Sometimes it’s not enough to have public lands. You need vision—and action—to realize their full recreation potential. And for that you need a visionary.
Or in the case of Springfield, Ohio, two visionaries. A decade ago, brothers John and Kevin Loftis returned to their hometown and quickly saw that it could become a true outdoor hub of the area. While they’d been away, the brothers had spent years paddling and climbing, and had seen how an outdoor epicenter like Steamboat Springs, Colorado, could transform a town.
At the time, Buck Creek, which runs through Springfield, was a neglected urban stream with industrial hazards like outdated, low-head dams. Today, Buck Creek has turned downtown Springfield into a river park enjoyed by hundreds of thousands of visitors every season. The brothers also helped create a local climbing area that has become a destination crag for the region, and helped build a bouldering area at nearby Veteran’s Park.

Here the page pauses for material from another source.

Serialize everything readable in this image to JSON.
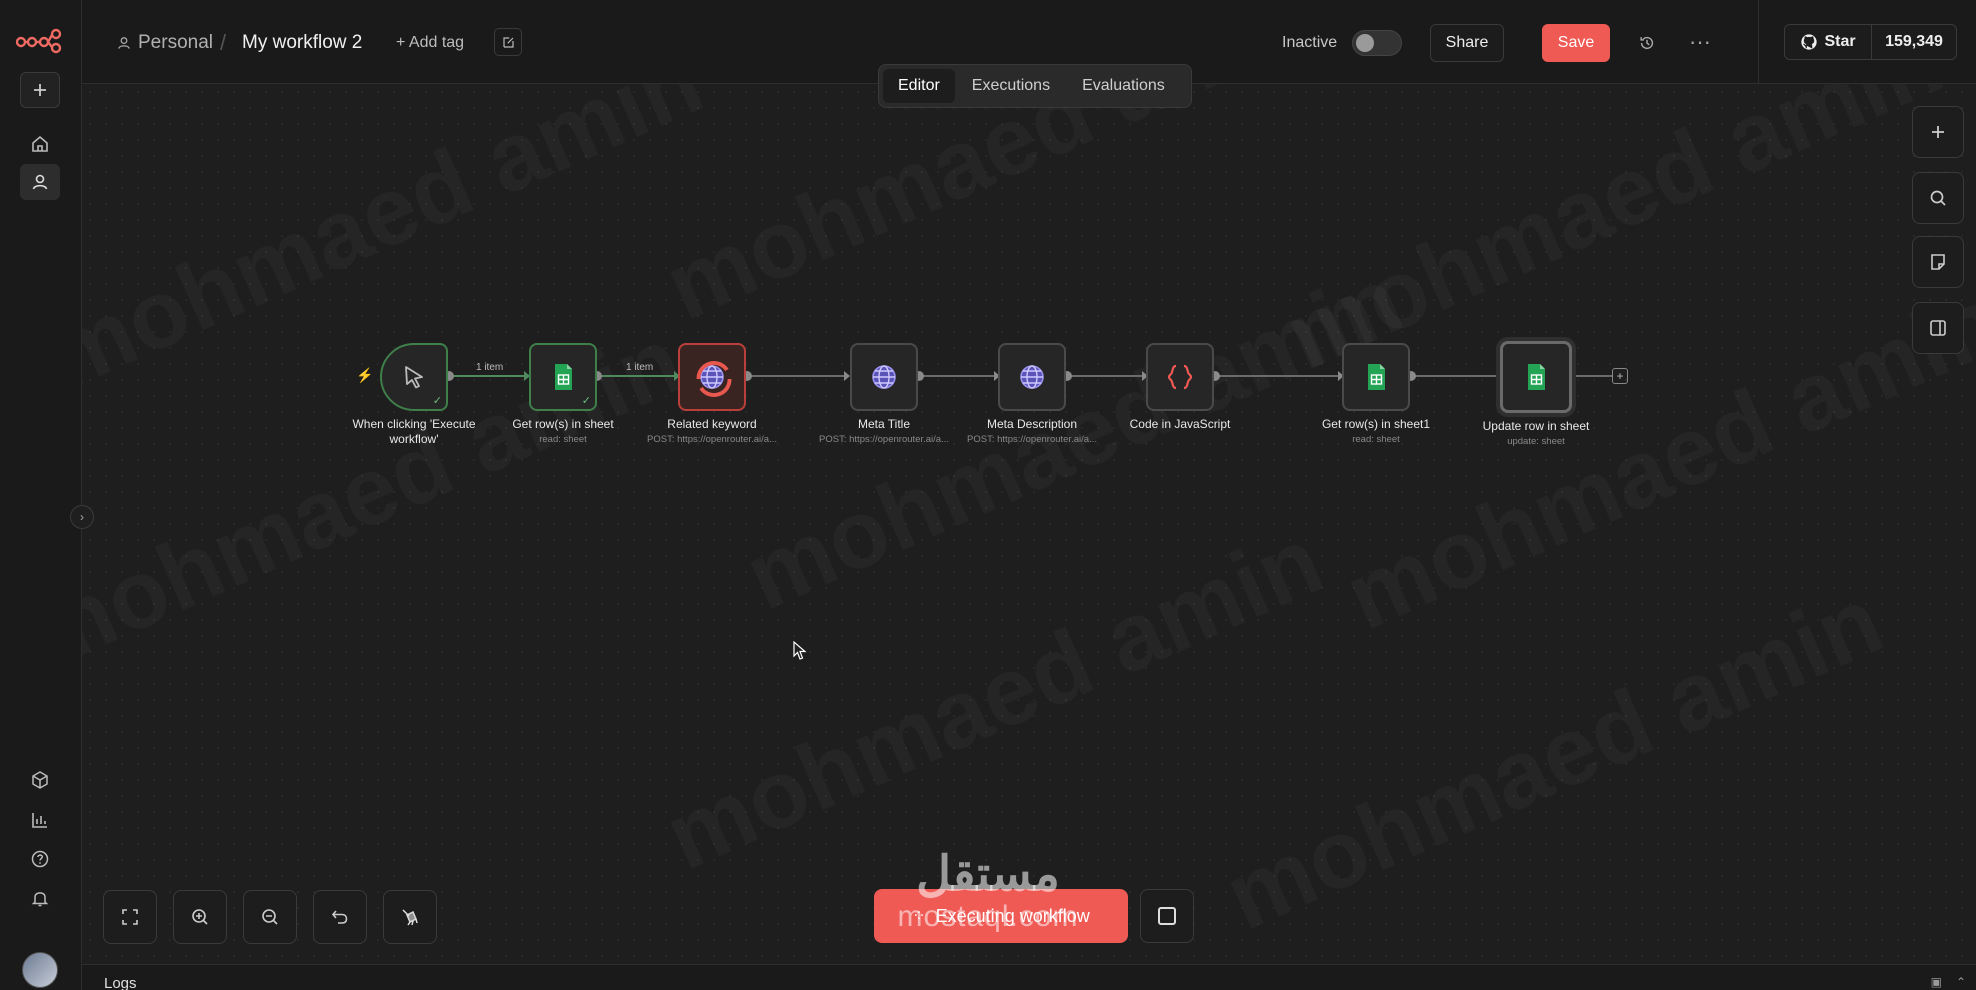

Buck Creek’s play zone is called ECO Sports Corridor Whitewater Park, and it has nine different water features from Pumphouse Road through Snyder Park. It’s like the town rolled out a red carpet for anyone with a SUP, canoe, kayak, or inflatable craft. It’s been so successful that it helped prompt other nearby municipalities to do the same, with Dayton building the Eastwood Whitewater Park on the Mad River downtown, and also the Riverscape Park on the Great Miami River just downstream.

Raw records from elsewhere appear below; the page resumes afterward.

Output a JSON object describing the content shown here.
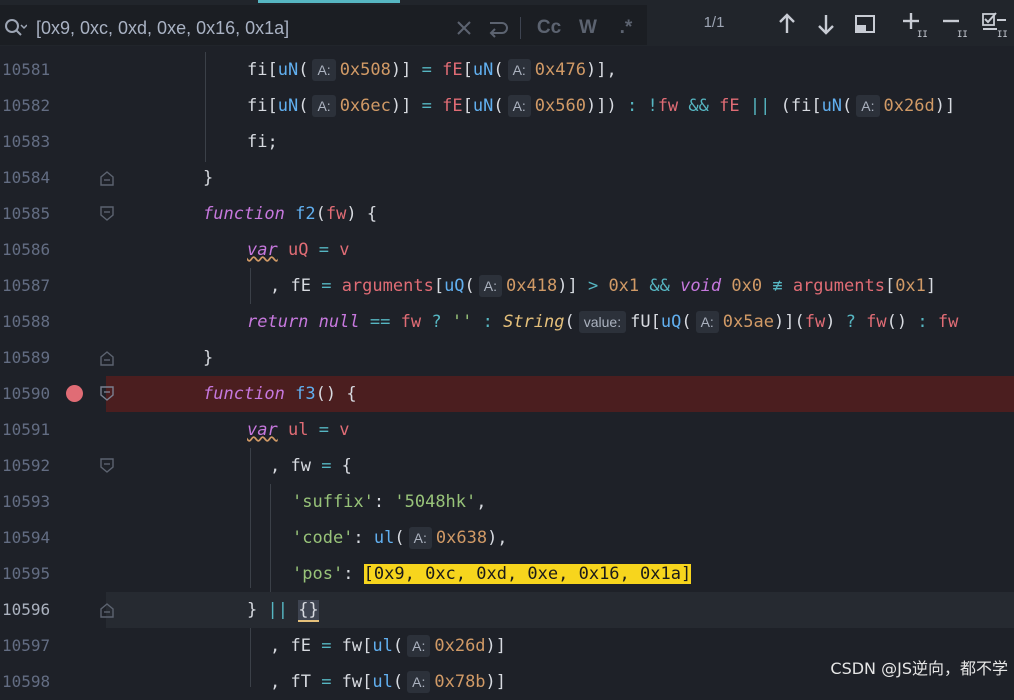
{
  "search": {
    "query": "[0x9, 0xc, 0xd, 0xe, 0x16, 0x1a]",
    "match_case": "Cc",
    "whole_word": "W",
    "regex": ".*",
    "count": "1/1"
  },
  "lines": [
    {
      "num": "10581"
    },
    {
      "num": "10582"
    },
    {
      "num": "10583"
    },
    {
      "num": "10584"
    },
    {
      "num": "10585"
    },
    {
      "num": "10586"
    },
    {
      "num": "10587"
    },
    {
      "num": "10588"
    },
    {
      "num": "10589"
    },
    {
      "num": "10590"
    },
    {
      "num": "10591"
    },
    {
      "num": "10592"
    },
    {
      "num": "10593"
    },
    {
      "num": "10594"
    },
    {
      "num": "10595"
    },
    {
      "num": "10596"
    },
    {
      "num": "10597"
    },
    {
      "num": "10598"
    }
  ],
  "hint": {
    "a": "A:",
    "value": "value:"
  },
  "watermark": "CSDN @JS逆向，都不学"
}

“Their project served as proof of concept for the whole region,” says Mike Harvey, of Colorado’s Recreation Engineering & Planning, which built the whitewater park. “These parks have completely transformed their downtown areas and opened their communities’ eyes to the possibility of urban recreation. They’re true hometown heroes who left town, saw what was going on in other recreation-oriented communities, and came back and said, ‘Why not Springfield?’”
Why not indeed. The project cost nearly $1 million to build—funded by the local conservancy district, originally set up for flood control and dam infrastructure maintenance, as well as several local nonprofit organizations—but has brought far more than that back to the town, both in dollars and in quality of life. “It’s the single most important component in creating Springfield as a destination town,” says Springfield Chamber of Commerce President Mike McDorman.
What inspired the Loftis brothers to act, and what can we learn from them? We asked John to find out.
What inspired you to build a whitewater park in Springfield?
I was introduced to outdoor recreation—climbing, kayaking, biking, skiing, camping—while growing up in Springfield, but grew to love the activities and lifestyle while living in Steamboat Springs, Colorado. Springfield has wonderful natural resources and opportunities for outdoor recreation, but when I returned to Springfield in 2001, the Gorge climbing area was closed and the waterways were forgotten and neglected. After several trips to the New River Gorge and the Gauley to paddle and climb, I set about to improve the local opportunities for outdoor recreation in order to avoid the drive. So what started as a selfish pursuit turned into an opportunity to improve my hometown and introduce the Springfield community to the outdoor recreation activities and lifestyle that I had grown to love. My brother Kevin returned to Springfield in 2003 and joined the effort.